**What the task asks**: Write out, please, each line from the one containing "Serialize everything readable" to the final line of the data, both included, exactly and without pictures.
============
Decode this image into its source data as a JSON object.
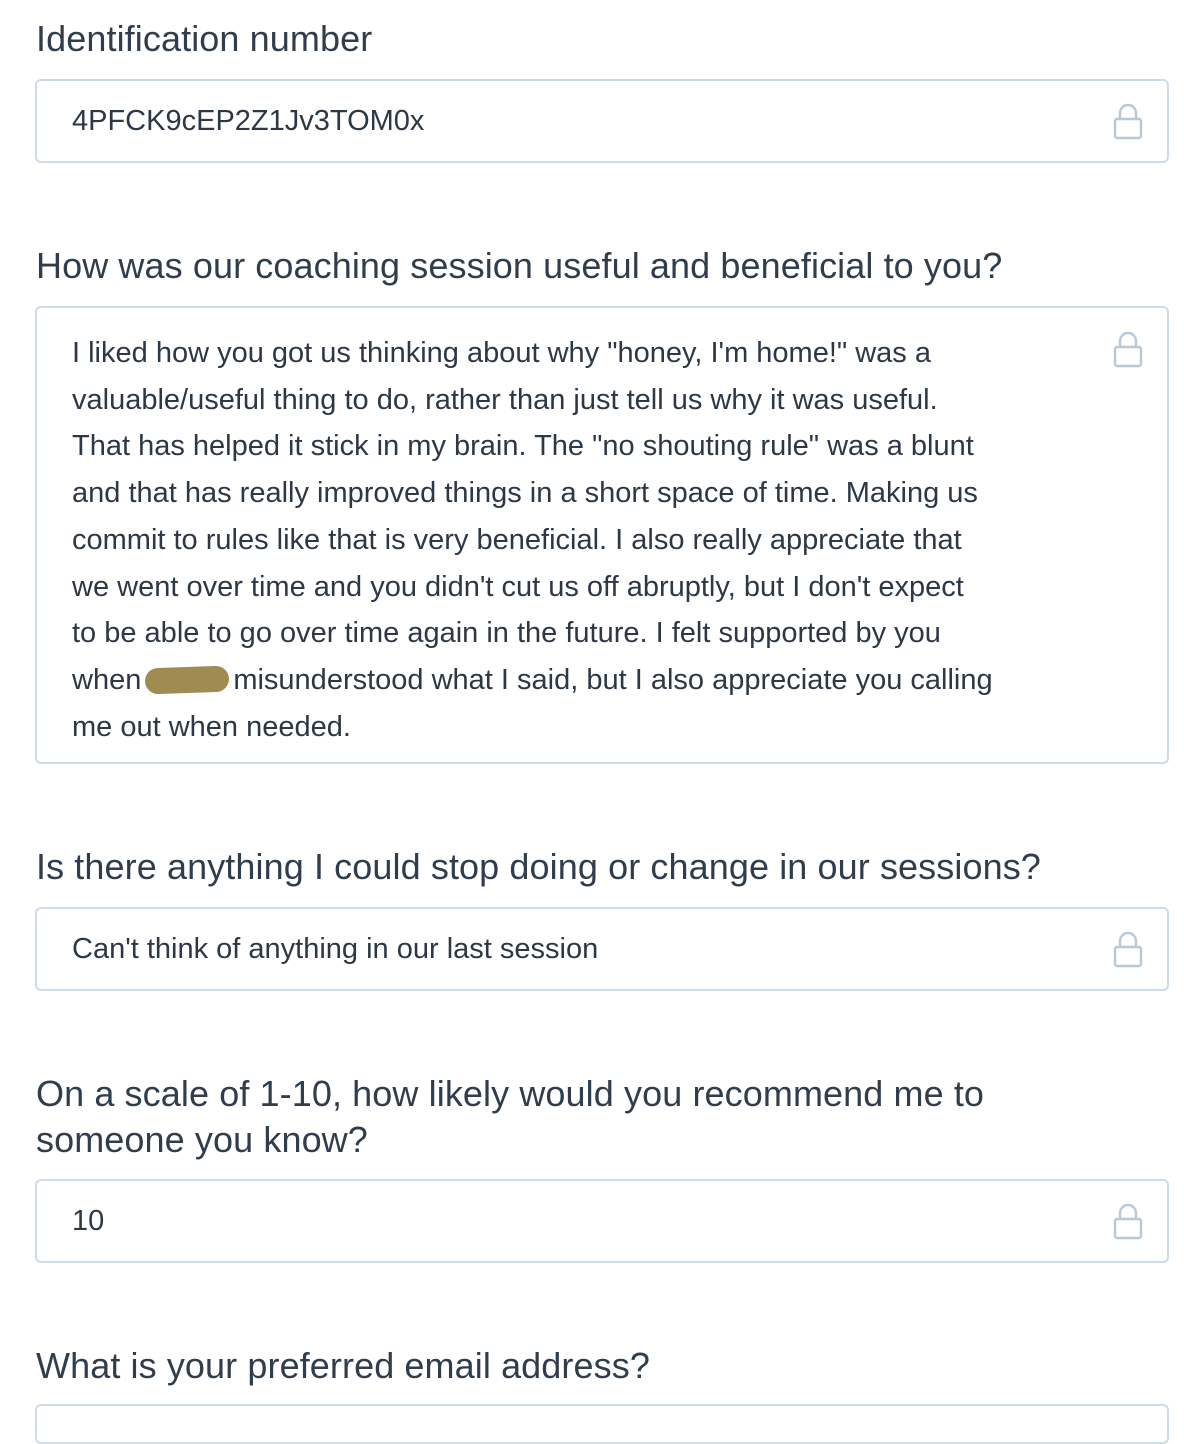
{
  "form": {
    "identification": {
      "label": "Identification number",
      "value": "4PFCK9cEP2Z1Jv3TOM0x"
    },
    "useful": {
      "label": "How was our coaching session useful and beneficial to you?",
      "lines": [
        "I liked how you got us thinking about why \"honey, I'm home!\" was a",
        "valuable/useful thing to do, rather than just tell us why it was useful.",
        "That has helped it stick in my brain. The \"no shouting rule\" was a blunt",
        "and that has really improved things in a short space of time. Making us",
        "commit to rules like that is very beneficial. I also really appreciate that",
        "we went over time and you didn't cut us off abruptly, but I don't expect",
        "to be able to go over time again in the future. I felt supported by you"
      ],
      "line_before_redaction": "when",
      "line_after_redaction": "misunderstood what I said, but I also appreciate you calling",
      "last_line": "me out when needed."
    },
    "change": {
      "label": "Is there anything I could stop doing or change in our sessions?",
      "value": "Can't think of anything in our last session"
    },
    "recommend": {
      "label_line1": "On a scale of 1-10, how likely would you recommend me to",
      "label_line2": "someone you know?",
      "value": "10"
    },
    "email": {
      "label": "What is your preferred email address?"
    }
  },
  "colors": {
    "border": "#cfdbe6",
    "lock_icon": "#b9c8d6",
    "label_text": "#2f3d4c",
    "value_text": "#2c3846",
    "redaction": "#a08b52"
  },
  "icons": {
    "field_lock": "lock-icon"
  }
}
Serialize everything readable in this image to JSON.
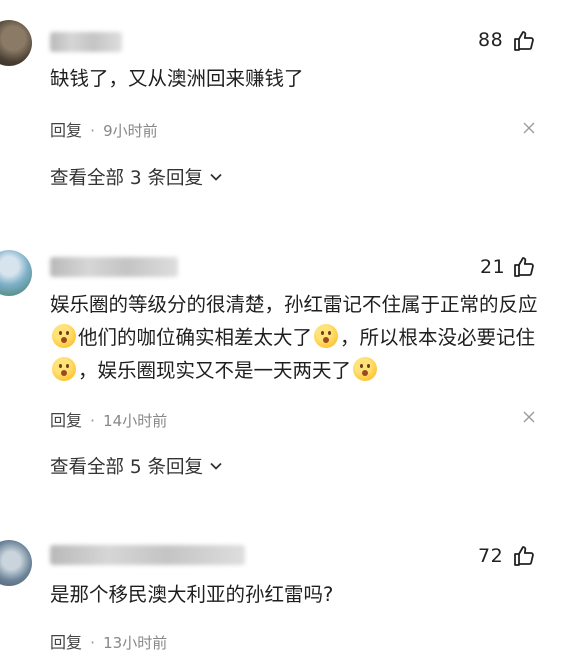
{
  "comments": [
    {
      "likes": "88",
      "text": "缺钱了，又从澳洲回来赚钱了",
      "reply_label": "回复",
      "separator": "·",
      "time": "9小时前",
      "view_replies": "查看全部 3 条回复"
    },
    {
      "likes": "21",
      "text_parts": [
        "娱乐圈的等级分的很清楚，孙红雷记不住属于正常的反应",
        "他们的咖位确实相差太大了",
        "，所以根本没必要记住",
        "，娱乐圈现实又不是一天两天了"
      ],
      "reply_label": "回复",
      "separator": "·",
      "time": "14小时前",
      "view_replies": "查看全部 5 条回复"
    },
    {
      "likes": "72",
      "text": "是那个移民澳大利亚的孙红雷吗?",
      "reply_label": "回复",
      "separator": "·",
      "time": "13小时前"
    }
  ],
  "icons": {
    "like": "thumbs-up-icon",
    "dismiss": "close-icon",
    "expand": "chevron-down-icon",
    "emoji": "shy-face-emoji-icon"
  }
}
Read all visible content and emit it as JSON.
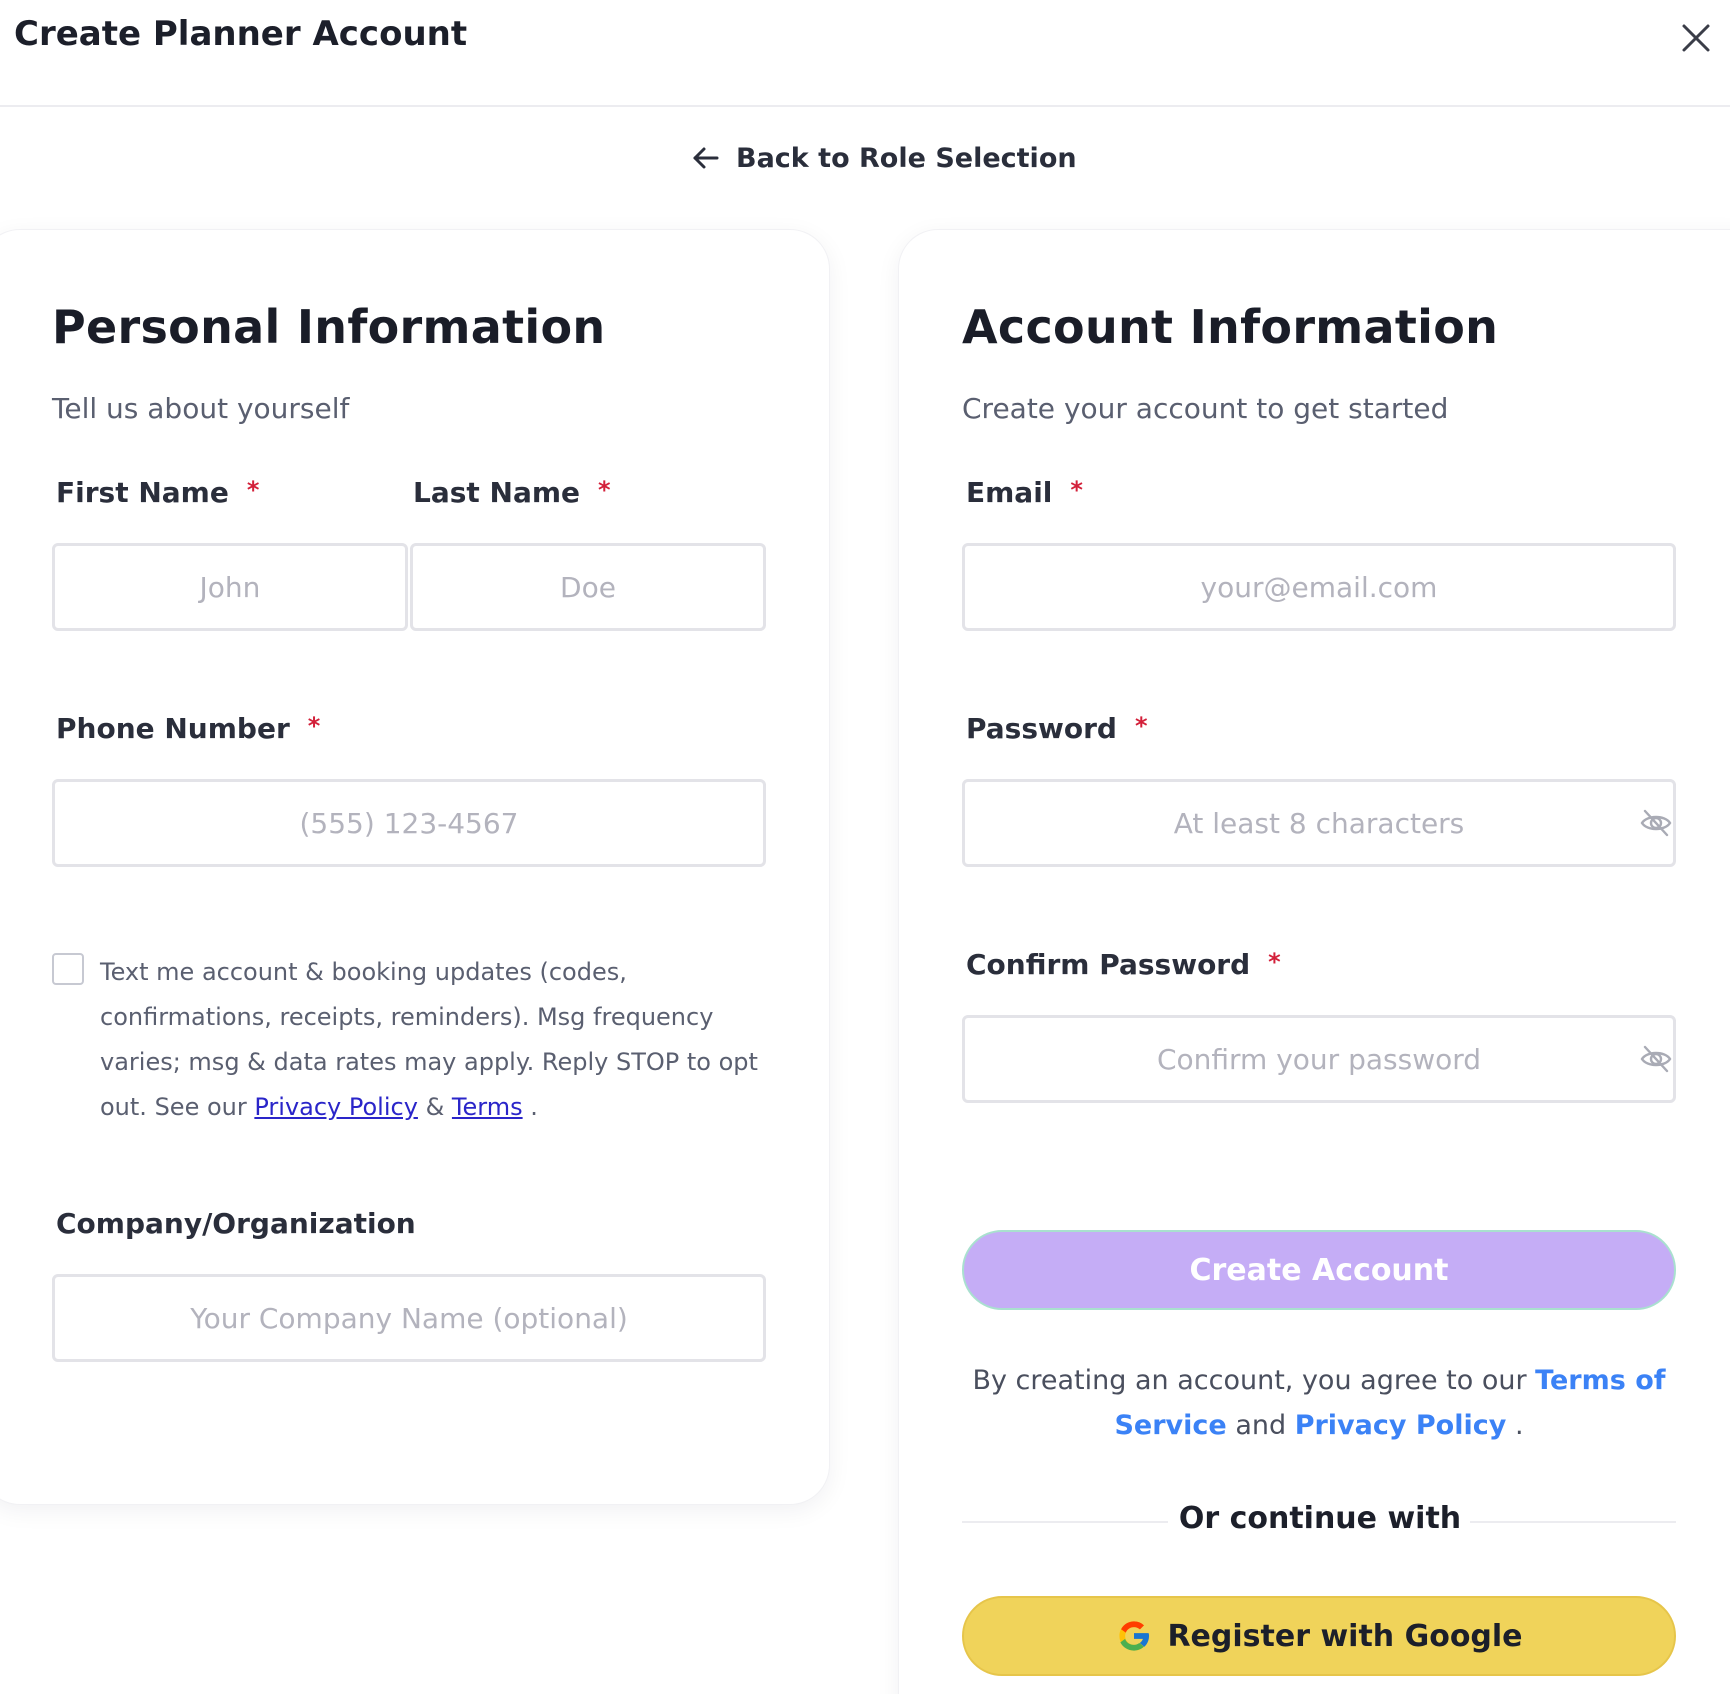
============
**Response box**:
Serialize everything readable in this image to JSON.
{
  "comments": [
    {
      "likes": "88",
      "text": "缺钱了，又从澳洲回来赚钱了",
      "reply_label": "回复",
      "separator": "·",
      "time": "9小时前",
      "view_replies": "查看全部 3 条回复"
    },
    {
      "likes": "21",
      "text_parts": [
        "娱乐圈的等级分的很清楚，孙红雷记不住属于正常的反应",
        "他们的咖位确实相差太大了",
        "，所以根本没必要记住",
        "，娱乐圈现实又不是一天两天了"
      ],
      "reply_label": "回复",
      "separator": "·",
      "time": "14小时前",
      "view_replies": "查看全部 5 条回复"
    },
    {
      "likes": "72",
      "text": "是那个移民澳大利亚的孙红雷吗?",
      "reply_label": "回复",
      "separator": "·",
      "time": "13小时前"
    }
  ],
  "icons": {
    "like": "thumbs-up-icon",
    "dismiss": "close-icon",
    "expand": "chevron-down-icon",
    "emoji": "shy-face-emoji-icon"
  }
}
Read all visible content and emit it as JSON.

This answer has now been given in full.